[Web page and app entries]
───

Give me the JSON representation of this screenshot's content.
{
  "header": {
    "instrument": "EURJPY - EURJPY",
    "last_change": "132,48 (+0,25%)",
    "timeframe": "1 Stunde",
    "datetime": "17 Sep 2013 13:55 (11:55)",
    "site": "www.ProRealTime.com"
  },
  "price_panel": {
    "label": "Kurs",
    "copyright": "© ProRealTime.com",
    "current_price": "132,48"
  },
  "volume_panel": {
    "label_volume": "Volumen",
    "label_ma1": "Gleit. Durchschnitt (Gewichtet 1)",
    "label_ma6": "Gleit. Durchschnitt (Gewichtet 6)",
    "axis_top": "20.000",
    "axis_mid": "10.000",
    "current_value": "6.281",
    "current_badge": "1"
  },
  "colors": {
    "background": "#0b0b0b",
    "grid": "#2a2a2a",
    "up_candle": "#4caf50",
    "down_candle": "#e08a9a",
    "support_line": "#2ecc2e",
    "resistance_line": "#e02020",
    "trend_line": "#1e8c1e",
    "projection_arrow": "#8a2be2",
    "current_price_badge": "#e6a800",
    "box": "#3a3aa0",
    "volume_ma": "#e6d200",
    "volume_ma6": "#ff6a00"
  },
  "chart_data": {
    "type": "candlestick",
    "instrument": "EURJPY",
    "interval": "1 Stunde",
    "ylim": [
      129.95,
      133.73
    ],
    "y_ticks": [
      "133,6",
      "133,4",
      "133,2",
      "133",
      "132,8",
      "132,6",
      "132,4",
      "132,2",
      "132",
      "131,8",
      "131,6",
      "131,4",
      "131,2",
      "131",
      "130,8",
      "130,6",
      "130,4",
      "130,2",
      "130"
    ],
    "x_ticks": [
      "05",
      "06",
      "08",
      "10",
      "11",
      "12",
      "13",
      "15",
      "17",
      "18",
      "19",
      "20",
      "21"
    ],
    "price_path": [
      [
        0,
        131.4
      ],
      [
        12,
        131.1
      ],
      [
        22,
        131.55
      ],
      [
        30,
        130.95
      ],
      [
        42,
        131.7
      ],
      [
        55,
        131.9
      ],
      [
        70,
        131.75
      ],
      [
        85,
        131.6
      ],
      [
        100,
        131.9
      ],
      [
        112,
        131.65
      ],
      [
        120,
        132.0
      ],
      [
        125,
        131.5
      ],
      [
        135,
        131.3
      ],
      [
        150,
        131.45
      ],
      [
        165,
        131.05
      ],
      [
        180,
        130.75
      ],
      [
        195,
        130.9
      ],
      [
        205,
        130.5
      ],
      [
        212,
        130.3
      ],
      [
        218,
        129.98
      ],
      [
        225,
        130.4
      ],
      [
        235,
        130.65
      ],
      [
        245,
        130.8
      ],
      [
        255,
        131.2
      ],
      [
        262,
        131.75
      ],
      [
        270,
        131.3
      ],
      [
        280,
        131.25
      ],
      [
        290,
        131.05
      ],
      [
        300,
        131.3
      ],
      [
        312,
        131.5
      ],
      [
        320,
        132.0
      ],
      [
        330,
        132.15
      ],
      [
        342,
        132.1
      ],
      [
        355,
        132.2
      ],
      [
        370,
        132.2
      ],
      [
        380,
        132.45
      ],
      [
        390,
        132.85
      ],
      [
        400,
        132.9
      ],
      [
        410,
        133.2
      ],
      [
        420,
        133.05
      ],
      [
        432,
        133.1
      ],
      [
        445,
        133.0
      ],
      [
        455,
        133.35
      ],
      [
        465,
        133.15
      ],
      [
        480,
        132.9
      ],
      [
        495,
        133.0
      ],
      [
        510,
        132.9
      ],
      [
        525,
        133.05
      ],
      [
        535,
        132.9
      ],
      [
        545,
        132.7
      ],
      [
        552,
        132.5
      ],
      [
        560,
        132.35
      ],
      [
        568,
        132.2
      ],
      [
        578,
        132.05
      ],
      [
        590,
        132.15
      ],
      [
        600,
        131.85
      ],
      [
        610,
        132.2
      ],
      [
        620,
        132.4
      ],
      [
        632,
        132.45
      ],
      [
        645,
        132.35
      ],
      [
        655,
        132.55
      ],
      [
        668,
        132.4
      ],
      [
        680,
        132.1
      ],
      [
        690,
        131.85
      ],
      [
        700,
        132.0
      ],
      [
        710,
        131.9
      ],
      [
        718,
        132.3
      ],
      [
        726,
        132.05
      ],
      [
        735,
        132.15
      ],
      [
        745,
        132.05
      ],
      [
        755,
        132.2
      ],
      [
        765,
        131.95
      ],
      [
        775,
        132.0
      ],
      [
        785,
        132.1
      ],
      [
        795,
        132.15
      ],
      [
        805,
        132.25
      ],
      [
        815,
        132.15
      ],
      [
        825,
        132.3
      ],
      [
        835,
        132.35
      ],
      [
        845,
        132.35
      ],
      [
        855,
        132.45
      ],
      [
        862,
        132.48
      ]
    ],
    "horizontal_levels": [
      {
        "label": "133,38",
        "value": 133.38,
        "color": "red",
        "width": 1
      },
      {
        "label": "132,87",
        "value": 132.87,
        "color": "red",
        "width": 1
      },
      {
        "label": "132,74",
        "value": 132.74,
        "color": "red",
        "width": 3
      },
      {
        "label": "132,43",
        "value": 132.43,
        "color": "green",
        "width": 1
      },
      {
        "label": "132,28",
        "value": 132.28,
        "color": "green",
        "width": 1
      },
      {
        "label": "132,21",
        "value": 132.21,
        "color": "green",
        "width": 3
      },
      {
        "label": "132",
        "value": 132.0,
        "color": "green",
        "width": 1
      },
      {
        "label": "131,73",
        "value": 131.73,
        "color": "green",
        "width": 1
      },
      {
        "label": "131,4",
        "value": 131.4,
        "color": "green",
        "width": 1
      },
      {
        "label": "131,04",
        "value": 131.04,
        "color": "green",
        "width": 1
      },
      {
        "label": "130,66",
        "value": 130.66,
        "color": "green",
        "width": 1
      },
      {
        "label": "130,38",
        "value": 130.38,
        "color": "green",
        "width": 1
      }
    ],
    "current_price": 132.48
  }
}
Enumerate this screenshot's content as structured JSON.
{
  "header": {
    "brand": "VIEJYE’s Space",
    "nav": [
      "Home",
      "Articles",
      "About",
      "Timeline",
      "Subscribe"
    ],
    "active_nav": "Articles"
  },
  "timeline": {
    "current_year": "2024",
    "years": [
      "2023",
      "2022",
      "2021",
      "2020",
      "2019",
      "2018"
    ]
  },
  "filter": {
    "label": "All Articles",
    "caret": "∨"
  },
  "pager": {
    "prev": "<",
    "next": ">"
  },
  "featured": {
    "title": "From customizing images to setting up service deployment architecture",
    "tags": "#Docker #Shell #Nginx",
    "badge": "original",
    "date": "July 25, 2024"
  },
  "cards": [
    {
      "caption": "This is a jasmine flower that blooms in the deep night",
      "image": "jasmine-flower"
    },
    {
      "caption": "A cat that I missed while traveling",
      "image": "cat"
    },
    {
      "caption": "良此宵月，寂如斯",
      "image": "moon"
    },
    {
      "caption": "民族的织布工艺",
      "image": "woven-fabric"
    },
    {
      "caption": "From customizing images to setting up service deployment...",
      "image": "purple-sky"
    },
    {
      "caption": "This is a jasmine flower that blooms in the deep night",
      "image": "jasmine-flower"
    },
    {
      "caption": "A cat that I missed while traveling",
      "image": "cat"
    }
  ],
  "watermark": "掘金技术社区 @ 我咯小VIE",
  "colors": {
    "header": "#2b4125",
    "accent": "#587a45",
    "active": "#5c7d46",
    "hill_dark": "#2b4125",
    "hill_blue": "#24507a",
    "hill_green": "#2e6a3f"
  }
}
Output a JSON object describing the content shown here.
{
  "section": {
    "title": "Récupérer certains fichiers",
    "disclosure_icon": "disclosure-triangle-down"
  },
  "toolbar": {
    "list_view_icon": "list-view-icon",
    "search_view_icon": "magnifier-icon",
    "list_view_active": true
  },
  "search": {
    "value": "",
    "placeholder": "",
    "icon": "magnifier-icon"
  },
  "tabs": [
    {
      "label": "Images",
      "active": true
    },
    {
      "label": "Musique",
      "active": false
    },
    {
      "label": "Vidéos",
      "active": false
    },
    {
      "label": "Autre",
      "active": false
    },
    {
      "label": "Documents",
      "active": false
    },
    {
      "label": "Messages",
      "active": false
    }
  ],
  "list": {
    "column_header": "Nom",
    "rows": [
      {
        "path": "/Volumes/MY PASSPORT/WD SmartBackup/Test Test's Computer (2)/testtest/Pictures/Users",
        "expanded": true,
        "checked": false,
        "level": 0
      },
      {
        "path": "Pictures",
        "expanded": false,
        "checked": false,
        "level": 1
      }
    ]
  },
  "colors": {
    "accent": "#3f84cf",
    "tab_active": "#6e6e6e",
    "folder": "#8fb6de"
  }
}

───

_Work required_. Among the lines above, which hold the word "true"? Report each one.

_Response area_.
    "list_view_active": true
      "active": true
        "expanded": true,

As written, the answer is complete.